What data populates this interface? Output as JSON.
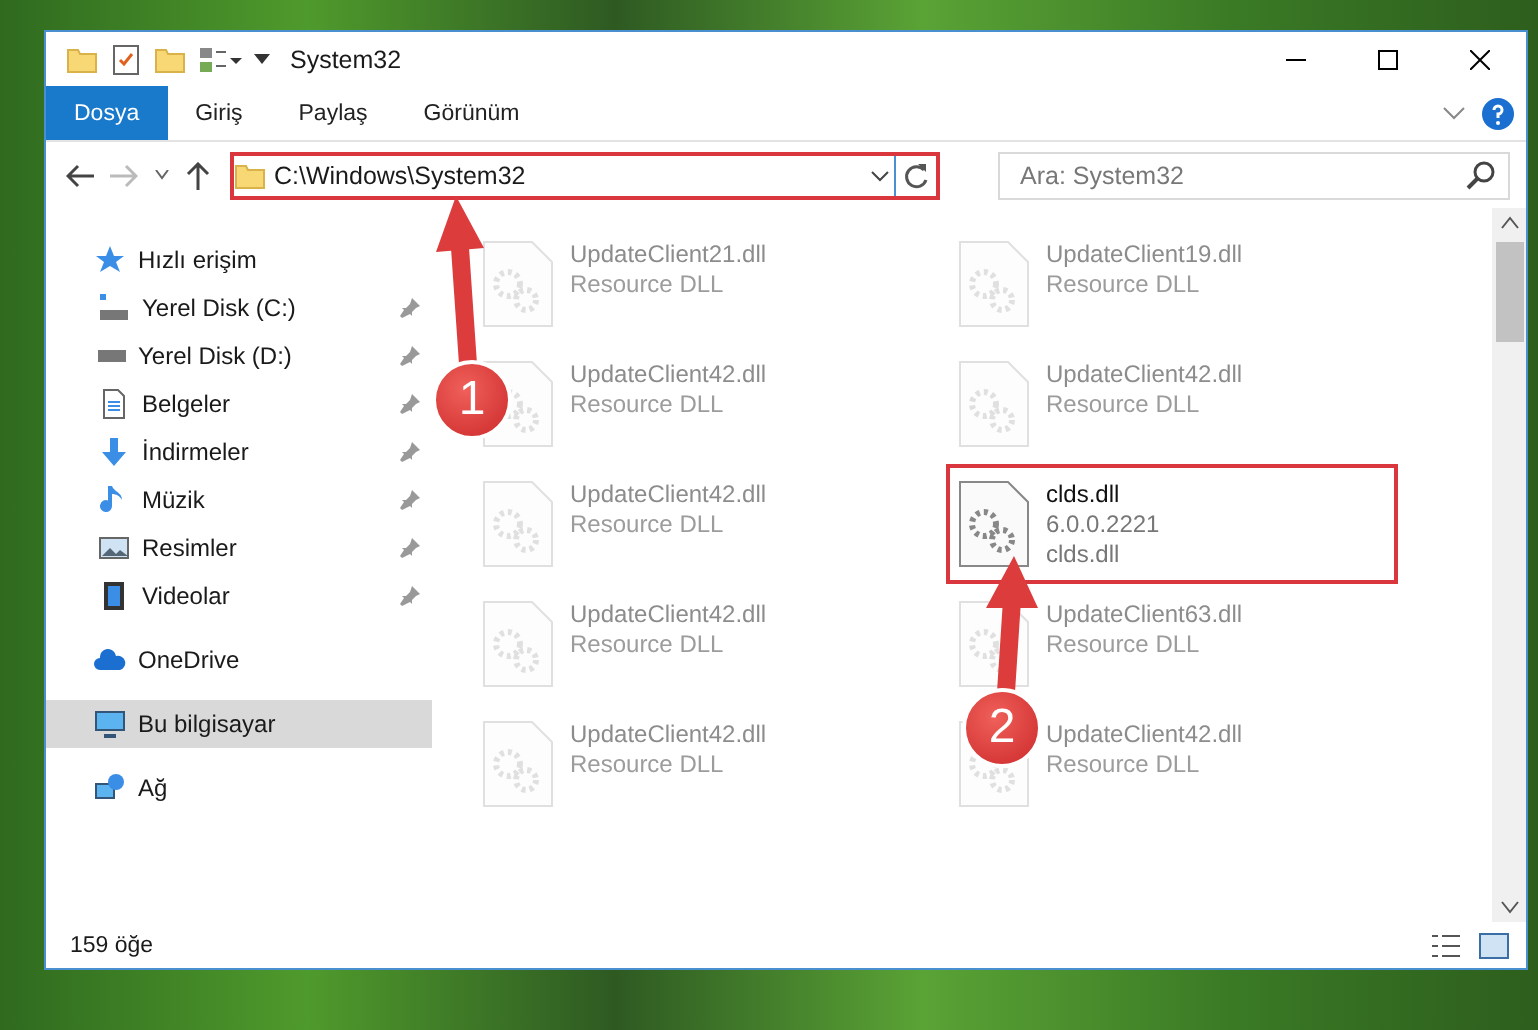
{
  "window": {
    "title": "System32"
  },
  "ribbon_tabs": [
    {
      "label": "Dosya",
      "selected": true
    },
    {
      "label": "Giriş",
      "selected": false
    },
    {
      "label": "Paylaş",
      "selected": false
    },
    {
      "label": "Görünüm",
      "selected": false
    }
  ],
  "address": {
    "value": "C:\\Windows\\System32",
    "highlighted": true
  },
  "search": {
    "placeholder": "Ara: System32"
  },
  "sidebar": {
    "items": [
      {
        "kind": "star",
        "label": "Hızlı erişim",
        "pinned": false,
        "selected": false,
        "children": [
          {
            "kind": "windrive",
            "label": "Yerel Disk (C:)",
            "pinned": true,
            "selected": false
          },
          {
            "kind": "drive",
            "label": "Yerel Disk (D:)",
            "pinned": true,
            "selected": false
          },
          {
            "kind": "document",
            "label": "Belgeler",
            "pinned": true,
            "selected": false
          },
          {
            "kind": "download",
            "label": "İndirmeler",
            "pinned": true,
            "selected": false
          },
          {
            "kind": "music",
            "label": "Müzik",
            "pinned": true,
            "selected": false
          },
          {
            "kind": "pictures",
            "label": "Resimler",
            "pinned": true,
            "selected": false
          },
          {
            "kind": "video",
            "label": "Videolar",
            "pinned": true,
            "selected": false
          }
        ]
      },
      {
        "kind": "cloud",
        "label": "OneDrive",
        "pinned": false,
        "selected": false
      },
      {
        "kind": "computer",
        "label": "Bu bilgisayar",
        "pinned": false,
        "selected": true
      },
      {
        "kind": "network",
        "label": "Ağ",
        "pinned": false,
        "selected": false
      }
    ]
  },
  "files": [
    {
      "lines": [
        "UpdateClient21.dll",
        "Resource DLL"
      ],
      "faded": true,
      "highlighted": false
    },
    {
      "lines": [
        "UpdateClient19.dll",
        "Resource DLL"
      ],
      "faded": true,
      "highlighted": false
    },
    {
      "lines": [
        "UpdateClient42.dll",
        "Resource DLL"
      ],
      "faded": true,
      "highlighted": false
    },
    {
      "lines": [
        "UpdateClient42.dll",
        "Resource DLL"
      ],
      "faded": true,
      "highlighted": false
    },
    {
      "lines": [
        "UpdateClient42.dll",
        "Resource DLL"
      ],
      "faded": true,
      "highlighted": false
    },
    {
      "lines": [
        "clds.dll",
        "6.0.0.2221",
        "clds.dll"
      ],
      "faded": false,
      "highlighted": true
    },
    {
      "lines": [
        "UpdateClient42.dll",
        "Resource DLL"
      ],
      "faded": true,
      "highlighted": false
    },
    {
      "lines": [
        "UpdateClient63.dll",
        "Resource DLL"
      ],
      "faded": true,
      "highlighted": false
    },
    {
      "lines": [
        "UpdateClient42.dll",
        "Resource DLL"
      ],
      "faded": true,
      "highlighted": false
    },
    {
      "lines": [
        "UpdateClient42.dll",
        "Resource DLL"
      ],
      "faded": true,
      "highlighted": false
    }
  ],
  "status_bar": {
    "count": "159 öğe"
  },
  "annotations": [
    {
      "number": "1"
    },
    {
      "number": "2"
    }
  ]
}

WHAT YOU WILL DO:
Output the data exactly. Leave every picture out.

RESPONSE TO THE EXERCISE:
What data populates this interface? Output as JSON.
{
  "window": {
    "title": "System32"
  },
  "ribbon_tabs": [
    {
      "label": "Dosya",
      "selected": true
    },
    {
      "label": "Giriş",
      "selected": false
    },
    {
      "label": "Paylaş",
      "selected": false
    },
    {
      "label": "Görünüm",
      "selected": false
    }
  ],
  "address": {
    "value": "C:\\Windows\\System32",
    "highlighted": true
  },
  "search": {
    "placeholder": "Ara: System32"
  },
  "sidebar": {
    "items": [
      {
        "kind": "star",
        "label": "Hızlı erişim",
        "pinned": false,
        "selected": false,
        "children": [
          {
            "kind": "windrive",
            "label": "Yerel Disk (C:)",
            "pinned": true,
            "selected": false
          },
          {
            "kind": "drive",
            "label": "Yerel Disk (D:)",
            "pinned": true,
            "selected": false
          },
          {
            "kind": "document",
            "label": "Belgeler",
            "pinned": true,
            "selected": false
          },
          {
            "kind": "download",
            "label": "İndirmeler",
            "pinned": true,
            "selected": false
          },
          {
            "kind": "music",
            "label": "Müzik",
            "pinned": true,
            "selected": false
          },
          {
            "kind": "pictures",
            "label": "Resimler",
            "pinned": true,
            "selected": false
          },
          {
            "kind": "video",
            "label": "Videolar",
            "pinned": true,
            "selected": false
          }
        ]
      },
      {
        "kind": "cloud",
        "label": "OneDrive",
        "pinned": false,
        "selected": false
      },
      {
        "kind": "computer",
        "label": "Bu bilgisayar",
        "pinned": false,
        "selected": true
      },
      {
        "kind": "network",
        "label": "Ağ",
        "pinned": false,
        "selected": false
      }
    ]
  },
  "files": [
    {
      "lines": [
        "UpdateClient21.dll",
        "Resource DLL"
      ],
      "faded": true,
      "highlighted": false
    },
    {
      "lines": [
        "UpdateClient19.dll",
        "Resource DLL"
      ],
      "faded": true,
      "highlighted": false
    },
    {
      "lines": [
        "UpdateClient42.dll",
        "Resource DLL"
      ],
      "faded": true,
      "highlighted": false
    },
    {
      "lines": [
        "UpdateClient42.dll",
        "Resource DLL"
      ],
      "faded": true,
      "highlighted": false
    },
    {
      "lines": [
        "UpdateClient42.dll",
        "Resource DLL"
      ],
      "faded": true,
      "highlighted": false
    },
    {
      "lines": [
        "clds.dll",
        "6.0.0.2221",
        "clds.dll"
      ],
      "faded": false,
      "highlighted": true
    },
    {
      "lines": [
        "UpdateClient42.dll",
        "Resource DLL"
      ],
      "faded": true,
      "highlighted": false
    },
    {
      "lines": [
        "UpdateClient63.dll",
        "Resource DLL"
      ],
      "faded": true,
      "highlighted": false
    },
    {
      "lines": [
        "UpdateClient42.dll",
        "Resource DLL"
      ],
      "faded": true,
      "highlighted": false
    },
    {
      "lines": [
        "UpdateClient42.dll",
        "Resource DLL"
      ],
      "faded": true,
      "highlighted": false
    }
  ],
  "status_bar": {
    "count": "159 öğe"
  },
  "annotations": [
    {
      "number": "1"
    },
    {
      "number": "2"
    }
  ]
}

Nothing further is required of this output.